By Capt. Tim Canoll, ALPA President

As world leaders meet for the United Nations Conference on Climate Change this week, it’s a great opportunity to recognize how much airline pilots are working to protect the environment, safely enhance efficiency, limit noise, and save money.

Here are just a few examples of how airline pilots who transport both passengers and cargo fly green every day and on every flight:

- Using single-engine outbound taxi

In accordance with airline procedures and when conditions permit, pilots may use a single engine while taxiing on ramps or taxiways to get to the end of a runway for takeoff.

- Shutting down unnecessary power during inbound taxi

Once they have taxied the aircraft off the landing runway and are headed toward the gate, pilots may shut down one of the aircraft’s operating engines when the additional engine isn’t needed.

- Minimizing use of auxiliary power units

The auxiliary power unit (APU) on an aircraft is an additional engine that provides pilots with electrical power when needed.
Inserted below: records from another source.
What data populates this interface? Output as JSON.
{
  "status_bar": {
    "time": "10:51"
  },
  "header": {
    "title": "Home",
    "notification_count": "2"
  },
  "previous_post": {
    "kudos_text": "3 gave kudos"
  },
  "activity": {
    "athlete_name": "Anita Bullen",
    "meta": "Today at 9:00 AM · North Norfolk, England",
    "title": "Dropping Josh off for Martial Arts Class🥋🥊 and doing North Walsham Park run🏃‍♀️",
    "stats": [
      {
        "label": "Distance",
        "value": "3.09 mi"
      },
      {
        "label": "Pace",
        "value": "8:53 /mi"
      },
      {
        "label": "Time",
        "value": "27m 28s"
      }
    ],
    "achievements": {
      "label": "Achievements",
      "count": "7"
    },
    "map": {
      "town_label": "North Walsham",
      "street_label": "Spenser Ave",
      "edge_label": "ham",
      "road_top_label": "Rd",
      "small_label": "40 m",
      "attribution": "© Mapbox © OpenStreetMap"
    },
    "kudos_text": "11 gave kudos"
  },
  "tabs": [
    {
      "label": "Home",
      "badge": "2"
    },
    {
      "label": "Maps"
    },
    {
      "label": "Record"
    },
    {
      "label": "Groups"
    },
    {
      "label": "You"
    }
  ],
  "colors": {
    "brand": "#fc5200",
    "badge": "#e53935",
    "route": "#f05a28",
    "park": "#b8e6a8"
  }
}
Pilots minimize the use of APUs when not needed.

- Employing technology-enhanced departure procedures

When available, pilots fly new procedures that capitalize on innovative technology to shorten travel distances and time required during approach and departure.

- Operating at optimal altitude

As conditions permit, pilots request permission to fly the aircraft at its optimal altitude, which varies based on the aircraft weight and operating conditions.

- Choosing optimal speed flight plans

While safety and air traffic control considerations take priority, pilots often opt to operate a flight at the most efficient speed, which can vary based on the aircraft weight, winds, and weather.

- Flying with precision navigation

New GPS-based precision navigation technology enables pilots to fly direct, shorter routings rather than longer, indirect airways based on radio signals.

- Exercising continuous descent arrival and optimized descent procedures

Some approach procedures require pilots to reduce power, descend to a new altitude, and add power to level off several times in a “stair step” approach to landing at an airport. When conditions permit, new procedures at certain airports allow pilots to reduce power on all engines in a continuous descent and avoid applying any additional power until just before landing.

- Using reduced vertical separation minimum

New, more precise technology allows pilots to fly certain equipped aircraft at safe but closer distances to each other, giving the pilots more opportunities to fly an aircraft at its optimal altitude and use the airspace more efficiently.

ALPA’s commitment to environmental sustainability is growing every day. In addition to individual pilots’ work in the cockpit, ALPA collaborates with stakeholders across the industry to advance aviation’s environmental sustainability in areas including aircraft design, the development of alternative fuels, and airspace utilization.

Click here to learn more.




Categories: Industry, International
Tags: Global Green;

SEARCH ARTICLES

Subscribe to Leadership From the Cockpit via Email